(Entries from a dataset of interfaces)
▼▼▼
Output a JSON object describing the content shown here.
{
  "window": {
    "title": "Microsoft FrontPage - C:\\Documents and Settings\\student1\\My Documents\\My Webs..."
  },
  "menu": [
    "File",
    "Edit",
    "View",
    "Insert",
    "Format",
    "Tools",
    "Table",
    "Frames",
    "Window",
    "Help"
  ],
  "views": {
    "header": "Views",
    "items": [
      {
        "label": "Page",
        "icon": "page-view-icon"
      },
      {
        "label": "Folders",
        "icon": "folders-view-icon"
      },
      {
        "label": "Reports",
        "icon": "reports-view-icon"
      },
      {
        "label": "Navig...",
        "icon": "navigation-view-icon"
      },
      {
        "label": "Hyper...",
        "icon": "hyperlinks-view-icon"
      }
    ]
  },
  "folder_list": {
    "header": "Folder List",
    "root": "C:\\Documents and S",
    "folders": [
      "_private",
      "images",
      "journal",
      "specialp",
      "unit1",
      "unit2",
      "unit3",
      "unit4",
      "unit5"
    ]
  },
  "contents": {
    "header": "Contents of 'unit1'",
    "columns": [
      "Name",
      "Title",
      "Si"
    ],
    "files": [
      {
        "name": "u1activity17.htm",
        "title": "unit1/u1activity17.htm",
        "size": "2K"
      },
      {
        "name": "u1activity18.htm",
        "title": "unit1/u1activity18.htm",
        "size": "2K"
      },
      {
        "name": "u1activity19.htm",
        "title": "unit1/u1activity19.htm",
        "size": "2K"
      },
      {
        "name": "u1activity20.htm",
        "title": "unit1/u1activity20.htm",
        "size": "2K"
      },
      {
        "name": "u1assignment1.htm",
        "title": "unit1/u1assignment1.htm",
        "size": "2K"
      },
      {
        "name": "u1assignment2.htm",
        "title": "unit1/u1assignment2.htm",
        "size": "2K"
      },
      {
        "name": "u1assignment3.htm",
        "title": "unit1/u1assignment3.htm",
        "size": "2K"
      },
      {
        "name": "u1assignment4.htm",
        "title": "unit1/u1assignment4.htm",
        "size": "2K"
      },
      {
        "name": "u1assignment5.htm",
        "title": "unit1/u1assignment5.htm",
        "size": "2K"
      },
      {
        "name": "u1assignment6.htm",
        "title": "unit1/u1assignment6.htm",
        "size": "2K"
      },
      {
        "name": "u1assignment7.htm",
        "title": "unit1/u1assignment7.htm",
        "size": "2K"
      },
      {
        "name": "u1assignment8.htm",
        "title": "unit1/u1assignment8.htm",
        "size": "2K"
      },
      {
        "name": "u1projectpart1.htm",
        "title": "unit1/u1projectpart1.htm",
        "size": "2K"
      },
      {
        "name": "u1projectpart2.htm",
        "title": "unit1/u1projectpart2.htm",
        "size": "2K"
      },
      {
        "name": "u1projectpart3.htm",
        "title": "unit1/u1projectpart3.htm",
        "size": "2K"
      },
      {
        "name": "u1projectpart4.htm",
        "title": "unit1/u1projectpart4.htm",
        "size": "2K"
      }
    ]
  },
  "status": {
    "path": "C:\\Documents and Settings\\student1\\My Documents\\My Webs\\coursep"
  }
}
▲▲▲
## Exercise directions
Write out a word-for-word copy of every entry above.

## Result of the exercise
Output a JSON object describing the content shown here.
{
  "window": {
    "title": "Microsoft FrontPage - C:\\Documents and Settings\\student1\\My Documents\\My Webs..."
  },
  "menu": [
    "File",
    "Edit",
    "View",
    "Insert",
    "Format",
    "Tools",
    "Table",
    "Frames",
    "Window",
    "Help"
  ],
  "views": {
    "header": "Views",
    "items": [
      {
        "label": "Page",
        "icon": "page-view-icon"
      },
      {
        "label": "Folders",
        "icon": "folders-view-icon"
      },
      {
        "label": "Reports",
        "icon": "reports-view-icon"
      },
      {
        "label": "Navig...",
        "icon": "navigation-view-icon"
      },
      {
        "label": "Hyper...",
        "icon": "hyperlinks-view-icon"
      }
    ]
  },
  "folder_list": {
    "header": "Folder List",
    "root": "C:\\Documents and S",
    "folders": [
      "_private",
      "images",
      "journal",
      "specialp",
      "unit1",
      "unit2",
      "unit3",
      "unit4",
      "unit5"
    ]
  },
  "contents": {
    "header": "Contents of 'unit1'",
    "columns": [
      "Name",
      "Title",
      "Si"
    ],
    "files": [
      {
        "name": "u1activity17.htm",
        "title": "unit1/u1activity17.htm",
        "size": "2K"
      },
      {
        "name": "u1activity18.htm",
        "title": "unit1/u1activity18.htm",
        "size": "2K"
      },
      {
        "name": "u1activity19.htm",
        "title": "unit1/u1activity19.htm",
        "size": "2K"
      },
      {
        "name": "u1activity20.htm",
        "title": "unit1/u1activity20.htm",
        "size": "2K"
      },
      {
        "name": "u1assignment1.htm",
        "title": "unit1/u1assignment1.htm",
        "size": "2K"
      },
      {
        "name": "u1assignment2.htm",
        "title": "unit1/u1assignment2.htm",
        "size": "2K"
      },
      {
        "name": "u1assignment3.htm",
        "title": "unit1/u1assignment3.htm",
        "size": "2K"
      },
      {
        "name": "u1assignment4.htm",
        "title": "unit1/u1assignment4.htm",
        "size": "2K"
      },
      {
        "name": "u1assignment5.htm",
        "title": "unit1/u1assignment5.htm",
        "size": "2K"
      },
      {
        "name": "u1assignment6.htm",
        "title": "unit1/u1assignment6.htm",
        "size": "2K"
      },
      {
        "name": "u1assignment7.htm",
        "title": "unit1/u1assignment7.htm",
        "size": "2K"
      },
      {
        "name": "u1assignment8.htm",
        "title": "unit1/u1assignment8.htm",
        "size": "2K"
      },
      {
        "name": "u1projectpart1.htm",
        "title": "unit1/u1projectpart1.htm",
        "size": "2K"
      },
      {
        "name": "u1projectpart2.htm",
        "title": "unit1/u1projectpart2.htm",
        "size": "2K"
      },
      {
        "name": "u1projectpart3.htm",
        "title": "unit1/u1projectpart3.htm",
        "size": "2K"
      },
      {
        "name": "u1projectpart4.htm",
        "title": "unit1/u1projectpart4.htm",
        "size": "2K"
      }
    ]
  },
  "status": {
    "path": "C:\\Documents and Settings\\student1\\My Documents\\My Webs\\coursep"
  }
}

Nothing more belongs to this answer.